# What the task asks
What you return must match the listing below character for character, minus any pictures.

------ Information given ------

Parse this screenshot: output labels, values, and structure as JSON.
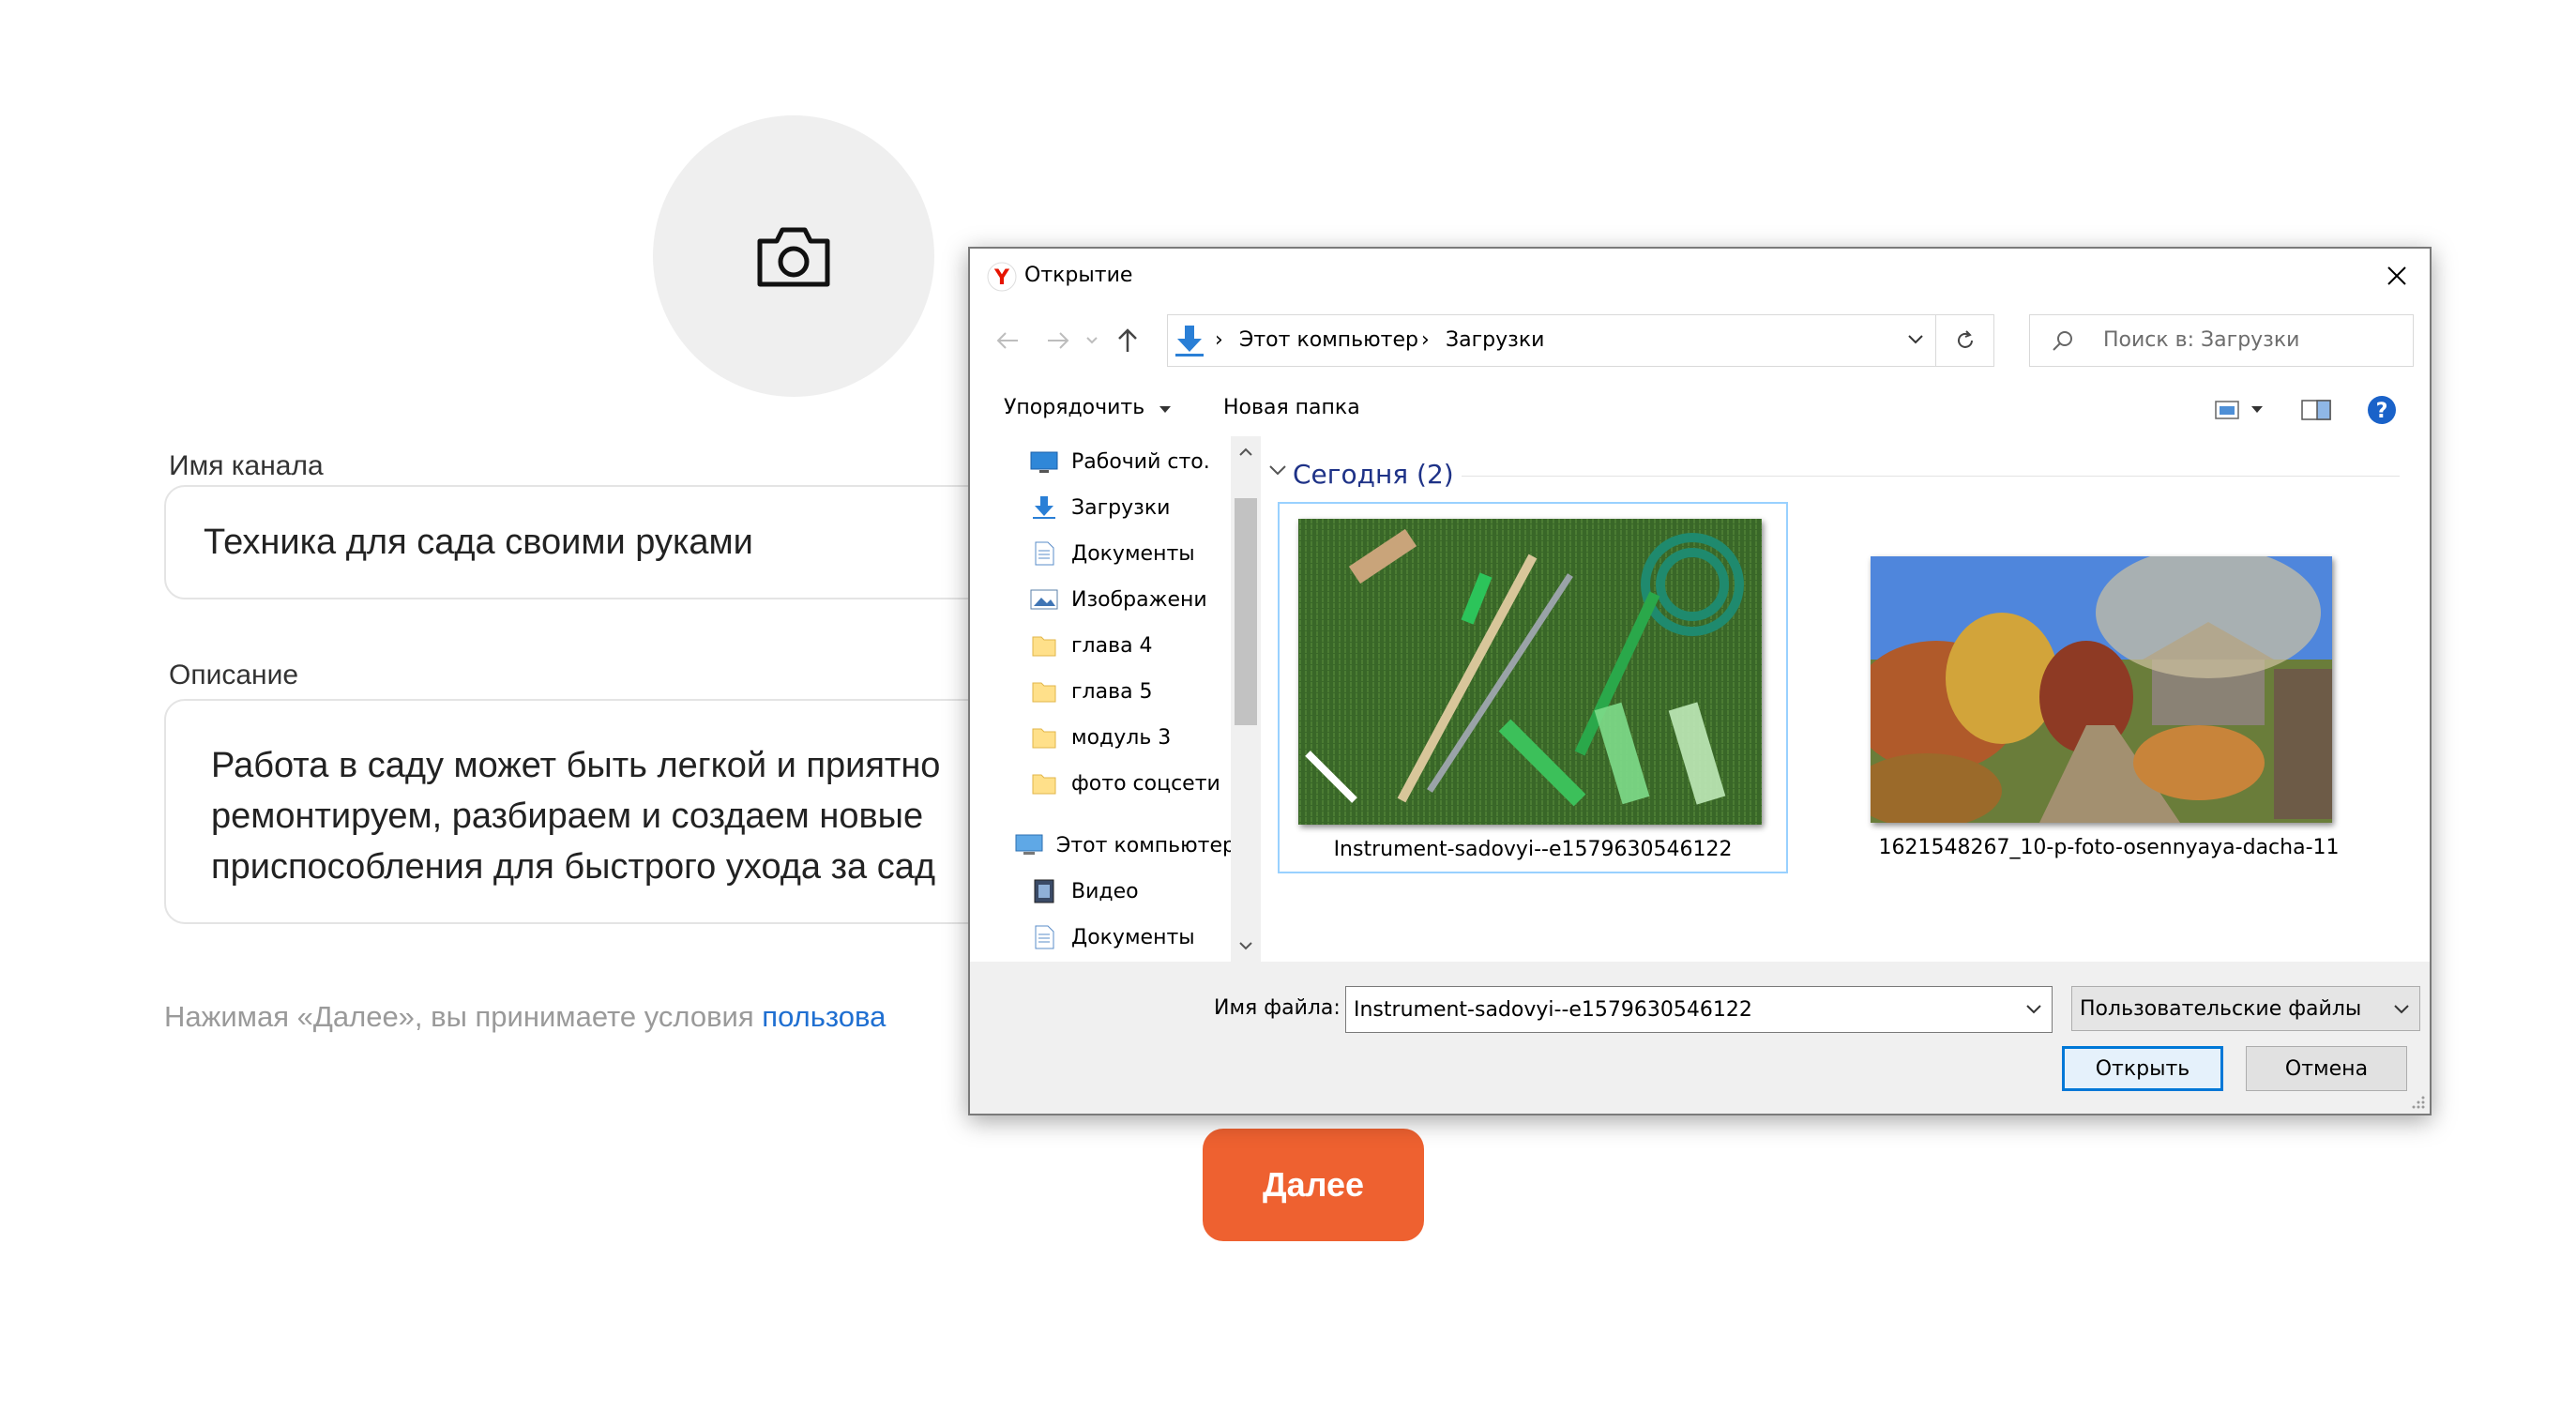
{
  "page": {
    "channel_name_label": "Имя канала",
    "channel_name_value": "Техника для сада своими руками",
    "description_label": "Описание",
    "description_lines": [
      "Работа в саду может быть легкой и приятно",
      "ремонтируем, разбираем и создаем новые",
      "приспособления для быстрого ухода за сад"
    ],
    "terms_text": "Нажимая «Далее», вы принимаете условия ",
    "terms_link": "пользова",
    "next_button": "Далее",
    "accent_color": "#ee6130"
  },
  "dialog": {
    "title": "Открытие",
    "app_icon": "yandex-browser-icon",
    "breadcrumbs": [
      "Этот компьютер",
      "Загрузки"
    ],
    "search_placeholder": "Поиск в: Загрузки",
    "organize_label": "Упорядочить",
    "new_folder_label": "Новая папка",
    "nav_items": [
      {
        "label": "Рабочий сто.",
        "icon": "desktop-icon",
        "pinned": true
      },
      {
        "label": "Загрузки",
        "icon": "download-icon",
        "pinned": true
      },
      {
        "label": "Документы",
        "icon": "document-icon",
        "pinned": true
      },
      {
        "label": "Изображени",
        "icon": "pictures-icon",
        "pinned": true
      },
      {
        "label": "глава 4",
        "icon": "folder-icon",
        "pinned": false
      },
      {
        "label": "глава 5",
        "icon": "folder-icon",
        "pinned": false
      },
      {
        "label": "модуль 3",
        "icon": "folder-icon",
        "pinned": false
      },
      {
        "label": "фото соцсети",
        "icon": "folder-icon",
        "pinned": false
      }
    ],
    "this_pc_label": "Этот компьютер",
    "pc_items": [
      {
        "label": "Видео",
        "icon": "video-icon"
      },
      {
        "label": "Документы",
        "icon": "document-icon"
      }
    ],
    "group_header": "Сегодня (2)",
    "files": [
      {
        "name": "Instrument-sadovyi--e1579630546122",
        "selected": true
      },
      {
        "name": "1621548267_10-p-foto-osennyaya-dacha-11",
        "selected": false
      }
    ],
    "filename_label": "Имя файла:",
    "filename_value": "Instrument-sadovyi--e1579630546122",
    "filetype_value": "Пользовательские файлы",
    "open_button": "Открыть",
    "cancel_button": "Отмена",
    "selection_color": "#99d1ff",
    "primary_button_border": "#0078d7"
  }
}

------

# Response to the exercise
Parse this screenshot: output labels, values, and structure as JSON.
{
  "page": {
    "channel_name_label": "Имя канала",
    "channel_name_value": "Техника для сада своими руками",
    "description_label": "Описание",
    "description_lines": [
      "Работа в саду может быть легкой и приятно",
      "ремонтируем, разбираем и создаем новые",
      "приспособления для быстрого ухода за сад"
    ],
    "terms_text": "Нажимая «Далее», вы принимаете условия ",
    "terms_link": "пользова",
    "next_button": "Далее",
    "accent_color": "#ee6130"
  },
  "dialog": {
    "title": "Открытие",
    "app_icon": "yandex-browser-icon",
    "breadcrumbs": [
      "Этот компьютер",
      "Загрузки"
    ],
    "search_placeholder": "Поиск в: Загрузки",
    "organize_label": "Упорядочить",
    "new_folder_label": "Новая папка",
    "nav_items": [
      {
        "label": "Рабочий сто.",
        "icon": "desktop-icon",
        "pinned": true
      },
      {
        "label": "Загрузки",
        "icon": "download-icon",
        "pinned": true
      },
      {
        "label": "Документы",
        "icon": "document-icon",
        "pinned": true
      },
      {
        "label": "Изображени",
        "icon": "pictures-icon",
        "pinned": true
      },
      {
        "label": "глава 4",
        "icon": "folder-icon",
        "pinned": false
      },
      {
        "label": "глава 5",
        "icon": "folder-icon",
        "pinned": false
      },
      {
        "label": "модуль 3",
        "icon": "folder-icon",
        "pinned": false
      },
      {
        "label": "фото соцсети",
        "icon": "folder-icon",
        "pinned": false
      }
    ],
    "this_pc_label": "Этот компьютер",
    "pc_items": [
      {
        "label": "Видео",
        "icon": "video-icon"
      },
      {
        "label": "Документы",
        "icon": "document-icon"
      }
    ],
    "group_header": "Сегодня (2)",
    "files": [
      {
        "name": "Instrument-sadovyi--e1579630546122",
        "selected": true
      },
      {
        "name": "1621548267_10-p-foto-osennyaya-dacha-11",
        "selected": false
      }
    ],
    "filename_label": "Имя файла:",
    "filename_value": "Instrument-sadovyi--e1579630546122",
    "filetype_value": "Пользовательские файлы",
    "open_button": "Открыть",
    "cancel_button": "Отмена",
    "selection_color": "#99d1ff",
    "primary_button_border": "#0078d7"
  }
}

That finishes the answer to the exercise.